*** Begin section ***

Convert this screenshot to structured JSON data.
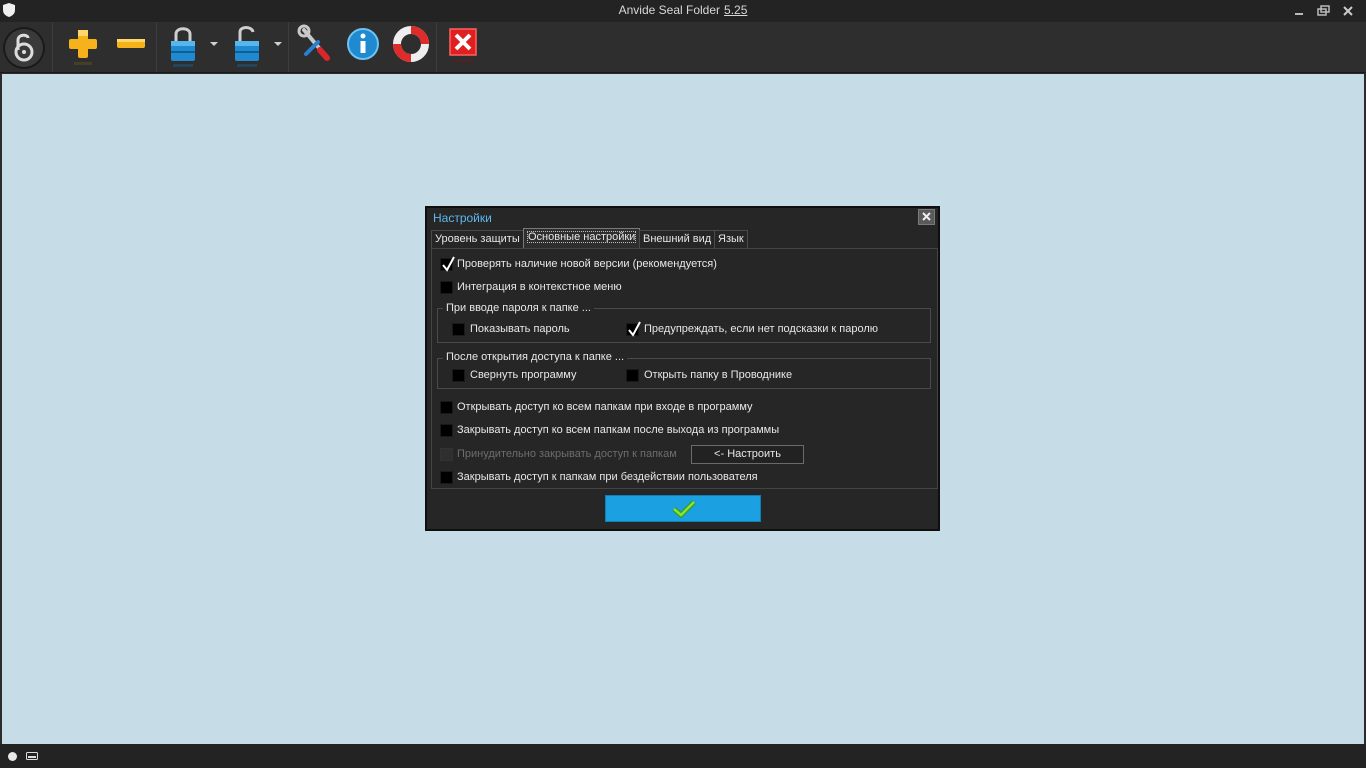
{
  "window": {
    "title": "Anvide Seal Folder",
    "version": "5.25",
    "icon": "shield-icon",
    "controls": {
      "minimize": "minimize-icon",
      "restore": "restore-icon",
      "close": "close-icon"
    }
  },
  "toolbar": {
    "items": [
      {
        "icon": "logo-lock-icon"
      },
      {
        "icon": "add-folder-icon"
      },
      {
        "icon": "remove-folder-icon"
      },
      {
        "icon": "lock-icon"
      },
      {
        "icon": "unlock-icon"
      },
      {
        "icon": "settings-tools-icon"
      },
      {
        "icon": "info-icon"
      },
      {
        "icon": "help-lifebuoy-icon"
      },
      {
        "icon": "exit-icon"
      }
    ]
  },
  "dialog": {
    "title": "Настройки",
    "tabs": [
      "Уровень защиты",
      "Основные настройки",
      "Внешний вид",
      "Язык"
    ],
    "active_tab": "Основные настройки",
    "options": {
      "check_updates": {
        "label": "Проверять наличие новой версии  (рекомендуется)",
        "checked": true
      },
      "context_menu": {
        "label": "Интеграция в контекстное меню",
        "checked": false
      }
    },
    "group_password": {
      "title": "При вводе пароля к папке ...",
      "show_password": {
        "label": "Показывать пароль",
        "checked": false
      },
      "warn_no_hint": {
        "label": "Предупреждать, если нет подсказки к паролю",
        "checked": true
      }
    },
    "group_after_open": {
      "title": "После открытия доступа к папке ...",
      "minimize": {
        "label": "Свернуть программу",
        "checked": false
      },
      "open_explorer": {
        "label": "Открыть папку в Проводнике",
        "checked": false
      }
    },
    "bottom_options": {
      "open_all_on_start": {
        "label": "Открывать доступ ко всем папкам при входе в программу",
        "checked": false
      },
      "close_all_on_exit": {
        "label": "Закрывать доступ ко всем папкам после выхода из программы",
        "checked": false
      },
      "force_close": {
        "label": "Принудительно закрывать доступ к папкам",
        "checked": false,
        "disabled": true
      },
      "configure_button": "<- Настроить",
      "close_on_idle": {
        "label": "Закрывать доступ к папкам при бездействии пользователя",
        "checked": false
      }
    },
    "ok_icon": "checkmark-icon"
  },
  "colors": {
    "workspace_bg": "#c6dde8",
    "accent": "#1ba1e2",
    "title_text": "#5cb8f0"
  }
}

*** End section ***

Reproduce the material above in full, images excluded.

SOLUTION TO THE PROBLEM.
Convert this screenshot to structured JSON data.
{
  "window": {
    "title": "Anvide Seal Folder",
    "version": "5.25",
    "icon": "shield-icon",
    "controls": {
      "minimize": "minimize-icon",
      "restore": "restore-icon",
      "close": "close-icon"
    }
  },
  "toolbar": {
    "items": [
      {
        "icon": "logo-lock-icon"
      },
      {
        "icon": "add-folder-icon"
      },
      {
        "icon": "remove-folder-icon"
      },
      {
        "icon": "lock-icon"
      },
      {
        "icon": "unlock-icon"
      },
      {
        "icon": "settings-tools-icon"
      },
      {
        "icon": "info-icon"
      },
      {
        "icon": "help-lifebuoy-icon"
      },
      {
        "icon": "exit-icon"
      }
    ]
  },
  "dialog": {
    "title": "Настройки",
    "tabs": [
      "Уровень защиты",
      "Основные настройки",
      "Внешний вид",
      "Язык"
    ],
    "active_tab": "Основные настройки",
    "options": {
      "check_updates": {
        "label": "Проверять наличие новой версии  (рекомендуется)",
        "checked": true
      },
      "context_menu": {
        "label": "Интеграция в контекстное меню",
        "checked": false
      }
    },
    "group_password": {
      "title": "При вводе пароля к папке ...",
      "show_password": {
        "label": "Показывать пароль",
        "checked": false
      },
      "warn_no_hint": {
        "label": "Предупреждать, если нет подсказки к паролю",
        "checked": true
      }
    },
    "group_after_open": {
      "title": "После открытия доступа к папке ...",
      "minimize": {
        "label": "Свернуть программу",
        "checked": false
      },
      "open_explorer": {
        "label": "Открыть папку в Проводнике",
        "checked": false
      }
    },
    "bottom_options": {
      "open_all_on_start": {
        "label": "Открывать доступ ко всем папкам при входе в программу",
        "checked": false
      },
      "close_all_on_exit": {
        "label": "Закрывать доступ ко всем папкам после выхода из программы",
        "checked": false
      },
      "force_close": {
        "label": "Принудительно закрывать доступ к папкам",
        "checked": false,
        "disabled": true
      },
      "configure_button": "<- Настроить",
      "close_on_idle": {
        "label": "Закрывать доступ к папкам при бездействии пользователя",
        "checked": false
      }
    },
    "ok_icon": "checkmark-icon"
  },
  "colors": {
    "workspace_bg": "#c6dde8",
    "accent": "#1ba1e2",
    "title_text": "#5cb8f0"
  }
}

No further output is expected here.